“I believe Dawit has certain rights as a Swedish citizen and we should protect them.”
He added that his suggestion, detailed in an opinion article published on the Newsmill.se website, deserved serious consideration.
“It is absolutely a serious proposal which I think should be considered,” he said.
Wykman’s views came on the heels of an interview conducted by Sweden’s TV4 with Eritrean president Isaias Afwerki during which he explained that there were no plans to hold a trial for Isaak or to release him.
“Sweden can’t back down from a dictator who unjustly imprisons one of our citizens,” Wykman writes on Newsmill.se.
“We can’t sit quietly and wait for his oppressors to release him.”
Isaak came to Sweden as a refugee more than two decades ago, taking Swedish citizen ship in 1992.
Isaak returned to Eritrea without his family to work for an independent news magazine when the country gained independence.
He was arrested in September 2001, after the magazine published an open letter from political dissidents and has remained in prison ever since.
“Now we see Eritrea’s president saying clearly that he is uninterested in having a dialogue with Sweden. He don’t want any diplomatic negotiations, he doesn’t want a trial, but instead says that they have their own way of handling this. We also have our way of dealing with our citizens, I believe: we should protect them,” Wykman told TT.
Wykman was skeptical about the chances that diplomacy would eventually lead to Isaak’s release.

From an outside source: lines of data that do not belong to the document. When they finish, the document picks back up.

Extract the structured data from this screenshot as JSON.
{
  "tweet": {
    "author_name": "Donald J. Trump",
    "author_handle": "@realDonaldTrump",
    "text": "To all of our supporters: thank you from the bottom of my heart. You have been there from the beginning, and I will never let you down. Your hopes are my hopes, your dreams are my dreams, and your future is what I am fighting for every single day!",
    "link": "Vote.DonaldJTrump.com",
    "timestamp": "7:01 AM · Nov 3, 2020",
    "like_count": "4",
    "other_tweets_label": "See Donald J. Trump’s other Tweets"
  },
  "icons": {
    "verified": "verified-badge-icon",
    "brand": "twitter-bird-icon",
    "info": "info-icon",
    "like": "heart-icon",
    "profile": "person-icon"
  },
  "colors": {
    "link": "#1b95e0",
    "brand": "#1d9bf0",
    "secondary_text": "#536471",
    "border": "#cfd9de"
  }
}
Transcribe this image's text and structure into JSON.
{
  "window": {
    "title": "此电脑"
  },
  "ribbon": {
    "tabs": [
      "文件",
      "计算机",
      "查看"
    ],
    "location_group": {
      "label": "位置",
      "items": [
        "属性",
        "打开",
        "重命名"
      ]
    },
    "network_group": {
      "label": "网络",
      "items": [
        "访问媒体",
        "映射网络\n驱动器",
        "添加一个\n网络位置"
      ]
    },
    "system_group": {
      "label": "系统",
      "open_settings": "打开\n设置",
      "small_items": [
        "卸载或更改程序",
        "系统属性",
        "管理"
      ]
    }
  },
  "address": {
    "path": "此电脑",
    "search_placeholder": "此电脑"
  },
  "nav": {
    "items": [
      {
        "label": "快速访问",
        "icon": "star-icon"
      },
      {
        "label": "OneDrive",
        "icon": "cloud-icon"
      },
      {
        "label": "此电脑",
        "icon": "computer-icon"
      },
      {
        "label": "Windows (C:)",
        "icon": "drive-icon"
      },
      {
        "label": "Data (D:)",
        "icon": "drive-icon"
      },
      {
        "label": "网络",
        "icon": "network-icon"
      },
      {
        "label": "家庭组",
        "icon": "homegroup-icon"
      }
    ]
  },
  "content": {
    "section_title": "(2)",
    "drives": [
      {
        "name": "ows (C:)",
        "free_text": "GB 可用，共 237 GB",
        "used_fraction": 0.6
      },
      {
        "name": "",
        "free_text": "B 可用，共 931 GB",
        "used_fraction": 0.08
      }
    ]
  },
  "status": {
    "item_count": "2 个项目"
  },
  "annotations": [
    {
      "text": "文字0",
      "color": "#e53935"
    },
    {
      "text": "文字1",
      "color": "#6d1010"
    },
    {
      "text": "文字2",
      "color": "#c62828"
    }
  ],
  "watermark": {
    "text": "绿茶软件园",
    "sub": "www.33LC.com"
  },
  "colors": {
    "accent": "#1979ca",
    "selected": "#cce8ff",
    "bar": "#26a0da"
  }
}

“Now Dawit has been in prison an incredibly long time and at some point you have to ask yourself how long we can accept that he’s been held kidnapped,” he said.